- _TASK INSTRUCTIONS_
For every line in the records below that holds "winxp", make a copy.
◆ ◆ ◆
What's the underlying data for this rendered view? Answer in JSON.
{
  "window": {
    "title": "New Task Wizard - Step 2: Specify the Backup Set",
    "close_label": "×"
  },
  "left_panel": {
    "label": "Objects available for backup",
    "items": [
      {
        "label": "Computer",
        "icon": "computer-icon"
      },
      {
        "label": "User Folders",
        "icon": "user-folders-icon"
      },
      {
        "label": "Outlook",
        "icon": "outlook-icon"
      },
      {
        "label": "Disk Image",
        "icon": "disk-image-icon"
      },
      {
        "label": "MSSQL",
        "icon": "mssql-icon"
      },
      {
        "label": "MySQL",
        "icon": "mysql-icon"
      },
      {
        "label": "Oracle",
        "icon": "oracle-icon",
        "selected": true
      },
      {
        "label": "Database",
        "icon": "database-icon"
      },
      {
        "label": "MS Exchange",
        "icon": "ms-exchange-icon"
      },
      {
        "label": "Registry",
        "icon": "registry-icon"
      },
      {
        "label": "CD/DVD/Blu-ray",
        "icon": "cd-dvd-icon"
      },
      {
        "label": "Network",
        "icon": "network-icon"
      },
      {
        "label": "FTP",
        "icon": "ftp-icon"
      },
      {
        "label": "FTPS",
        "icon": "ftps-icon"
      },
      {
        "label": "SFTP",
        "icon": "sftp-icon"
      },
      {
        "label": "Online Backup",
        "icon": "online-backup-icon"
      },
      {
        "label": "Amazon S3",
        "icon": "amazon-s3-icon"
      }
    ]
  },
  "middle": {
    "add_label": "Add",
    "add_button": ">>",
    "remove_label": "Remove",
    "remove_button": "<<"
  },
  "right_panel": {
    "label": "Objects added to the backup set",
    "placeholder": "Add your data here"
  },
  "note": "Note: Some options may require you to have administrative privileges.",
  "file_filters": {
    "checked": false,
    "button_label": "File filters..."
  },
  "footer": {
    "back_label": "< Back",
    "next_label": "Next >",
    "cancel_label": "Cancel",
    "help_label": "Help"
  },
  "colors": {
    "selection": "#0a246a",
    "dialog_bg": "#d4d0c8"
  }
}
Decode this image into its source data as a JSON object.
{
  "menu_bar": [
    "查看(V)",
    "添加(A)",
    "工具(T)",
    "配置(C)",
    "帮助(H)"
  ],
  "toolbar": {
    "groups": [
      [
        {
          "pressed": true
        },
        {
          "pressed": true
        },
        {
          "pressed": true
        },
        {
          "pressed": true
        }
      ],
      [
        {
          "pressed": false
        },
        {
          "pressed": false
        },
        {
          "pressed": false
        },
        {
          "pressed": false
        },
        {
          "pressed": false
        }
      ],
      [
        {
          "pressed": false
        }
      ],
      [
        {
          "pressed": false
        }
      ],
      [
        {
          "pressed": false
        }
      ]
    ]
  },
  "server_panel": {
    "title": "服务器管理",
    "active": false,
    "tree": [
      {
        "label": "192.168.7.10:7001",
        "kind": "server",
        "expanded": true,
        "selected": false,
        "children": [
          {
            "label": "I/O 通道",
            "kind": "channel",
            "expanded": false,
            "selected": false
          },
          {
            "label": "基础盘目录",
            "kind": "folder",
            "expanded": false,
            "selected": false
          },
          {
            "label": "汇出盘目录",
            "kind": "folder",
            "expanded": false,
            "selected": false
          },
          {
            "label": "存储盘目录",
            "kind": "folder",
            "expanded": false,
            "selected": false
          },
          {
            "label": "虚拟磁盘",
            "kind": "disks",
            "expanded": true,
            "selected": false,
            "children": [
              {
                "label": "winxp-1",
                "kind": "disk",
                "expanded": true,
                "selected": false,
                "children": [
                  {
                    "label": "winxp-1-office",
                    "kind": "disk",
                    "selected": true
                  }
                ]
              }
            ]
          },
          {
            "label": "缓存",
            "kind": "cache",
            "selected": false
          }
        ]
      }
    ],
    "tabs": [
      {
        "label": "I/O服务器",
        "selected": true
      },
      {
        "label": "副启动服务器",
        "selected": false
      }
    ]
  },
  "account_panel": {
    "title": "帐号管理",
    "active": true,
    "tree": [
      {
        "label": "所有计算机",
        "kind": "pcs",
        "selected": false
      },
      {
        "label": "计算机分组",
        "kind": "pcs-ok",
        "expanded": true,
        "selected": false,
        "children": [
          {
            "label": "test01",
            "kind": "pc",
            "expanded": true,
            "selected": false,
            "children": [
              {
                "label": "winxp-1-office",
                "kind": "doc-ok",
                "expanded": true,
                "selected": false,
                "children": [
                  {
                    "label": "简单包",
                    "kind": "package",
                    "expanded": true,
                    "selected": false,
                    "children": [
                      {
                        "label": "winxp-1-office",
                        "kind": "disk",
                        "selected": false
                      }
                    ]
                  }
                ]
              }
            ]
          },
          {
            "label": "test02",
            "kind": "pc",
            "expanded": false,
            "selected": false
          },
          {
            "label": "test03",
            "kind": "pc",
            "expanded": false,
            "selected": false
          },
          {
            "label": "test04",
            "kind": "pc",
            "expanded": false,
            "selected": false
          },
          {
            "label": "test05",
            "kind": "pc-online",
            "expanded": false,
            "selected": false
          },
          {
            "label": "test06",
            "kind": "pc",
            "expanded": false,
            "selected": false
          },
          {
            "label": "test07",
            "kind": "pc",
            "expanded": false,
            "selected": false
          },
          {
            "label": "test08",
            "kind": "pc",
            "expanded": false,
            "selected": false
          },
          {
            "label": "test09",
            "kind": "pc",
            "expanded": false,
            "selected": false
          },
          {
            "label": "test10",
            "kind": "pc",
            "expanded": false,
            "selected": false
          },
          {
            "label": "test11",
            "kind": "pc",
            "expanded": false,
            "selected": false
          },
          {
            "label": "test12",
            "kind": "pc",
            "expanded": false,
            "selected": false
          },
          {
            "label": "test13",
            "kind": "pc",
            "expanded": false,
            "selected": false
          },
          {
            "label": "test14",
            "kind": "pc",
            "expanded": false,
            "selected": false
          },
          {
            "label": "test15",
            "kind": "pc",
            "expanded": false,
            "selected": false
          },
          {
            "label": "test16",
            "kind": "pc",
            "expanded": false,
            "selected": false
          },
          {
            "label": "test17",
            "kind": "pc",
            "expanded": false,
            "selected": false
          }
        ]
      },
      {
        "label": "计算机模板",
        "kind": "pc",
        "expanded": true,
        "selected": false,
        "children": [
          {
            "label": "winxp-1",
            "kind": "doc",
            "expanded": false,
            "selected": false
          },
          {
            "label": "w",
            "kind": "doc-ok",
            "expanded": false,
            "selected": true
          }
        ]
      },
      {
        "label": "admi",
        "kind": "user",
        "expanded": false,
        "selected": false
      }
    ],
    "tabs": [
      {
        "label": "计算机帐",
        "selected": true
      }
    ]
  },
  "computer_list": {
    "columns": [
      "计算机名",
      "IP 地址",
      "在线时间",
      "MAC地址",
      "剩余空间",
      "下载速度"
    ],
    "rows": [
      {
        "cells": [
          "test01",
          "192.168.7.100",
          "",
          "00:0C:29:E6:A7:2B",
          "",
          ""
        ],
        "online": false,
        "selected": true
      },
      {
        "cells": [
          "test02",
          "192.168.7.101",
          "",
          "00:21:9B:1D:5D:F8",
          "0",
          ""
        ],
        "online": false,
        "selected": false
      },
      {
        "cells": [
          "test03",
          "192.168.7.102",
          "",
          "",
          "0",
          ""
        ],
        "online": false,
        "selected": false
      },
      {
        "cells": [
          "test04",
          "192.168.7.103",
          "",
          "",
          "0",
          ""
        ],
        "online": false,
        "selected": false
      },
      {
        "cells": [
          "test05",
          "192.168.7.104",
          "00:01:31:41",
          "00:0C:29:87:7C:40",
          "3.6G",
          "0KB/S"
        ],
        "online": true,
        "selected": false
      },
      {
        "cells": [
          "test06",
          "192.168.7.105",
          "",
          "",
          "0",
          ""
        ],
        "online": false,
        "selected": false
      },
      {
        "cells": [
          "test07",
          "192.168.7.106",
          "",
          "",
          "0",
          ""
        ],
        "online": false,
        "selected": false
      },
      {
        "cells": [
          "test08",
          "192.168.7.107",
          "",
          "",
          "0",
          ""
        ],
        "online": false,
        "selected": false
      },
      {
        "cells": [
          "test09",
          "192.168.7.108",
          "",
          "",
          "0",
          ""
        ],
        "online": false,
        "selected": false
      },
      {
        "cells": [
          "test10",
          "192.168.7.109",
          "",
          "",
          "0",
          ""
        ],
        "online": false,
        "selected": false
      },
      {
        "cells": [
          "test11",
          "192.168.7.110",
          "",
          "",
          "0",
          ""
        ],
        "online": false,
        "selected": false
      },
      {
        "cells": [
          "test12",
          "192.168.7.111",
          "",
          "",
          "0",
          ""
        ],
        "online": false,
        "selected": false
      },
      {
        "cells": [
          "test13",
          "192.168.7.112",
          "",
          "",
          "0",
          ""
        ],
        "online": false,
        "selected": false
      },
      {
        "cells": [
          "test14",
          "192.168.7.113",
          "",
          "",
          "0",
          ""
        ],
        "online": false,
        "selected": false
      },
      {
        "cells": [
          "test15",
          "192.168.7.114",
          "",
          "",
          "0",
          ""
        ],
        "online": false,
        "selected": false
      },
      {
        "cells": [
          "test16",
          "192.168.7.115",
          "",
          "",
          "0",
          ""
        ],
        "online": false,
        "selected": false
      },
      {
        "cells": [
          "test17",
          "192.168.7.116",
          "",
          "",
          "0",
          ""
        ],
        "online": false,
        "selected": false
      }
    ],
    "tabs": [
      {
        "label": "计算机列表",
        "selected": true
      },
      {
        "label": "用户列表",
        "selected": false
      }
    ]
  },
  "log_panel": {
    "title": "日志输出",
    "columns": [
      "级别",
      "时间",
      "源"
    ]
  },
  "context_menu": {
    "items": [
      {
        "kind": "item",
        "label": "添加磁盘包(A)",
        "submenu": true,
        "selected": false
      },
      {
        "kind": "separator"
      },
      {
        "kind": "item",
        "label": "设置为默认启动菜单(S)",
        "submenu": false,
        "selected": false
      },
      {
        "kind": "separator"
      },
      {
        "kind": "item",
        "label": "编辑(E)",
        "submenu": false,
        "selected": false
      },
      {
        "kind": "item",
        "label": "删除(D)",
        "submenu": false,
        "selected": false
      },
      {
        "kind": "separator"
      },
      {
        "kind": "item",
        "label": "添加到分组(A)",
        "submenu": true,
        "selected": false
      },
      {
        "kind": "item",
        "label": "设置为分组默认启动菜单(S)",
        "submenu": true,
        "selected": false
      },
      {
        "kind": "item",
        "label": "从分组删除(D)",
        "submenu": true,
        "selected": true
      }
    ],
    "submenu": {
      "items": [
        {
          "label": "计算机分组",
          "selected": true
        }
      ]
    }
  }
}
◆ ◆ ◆
- _RESULT BELOW_
                "label": "winxp-1",
                    "label": "winxp-1-office",
                "label": "winxp-1-office",
                        "label": "winxp-1-office",
            "label": "winxp-1",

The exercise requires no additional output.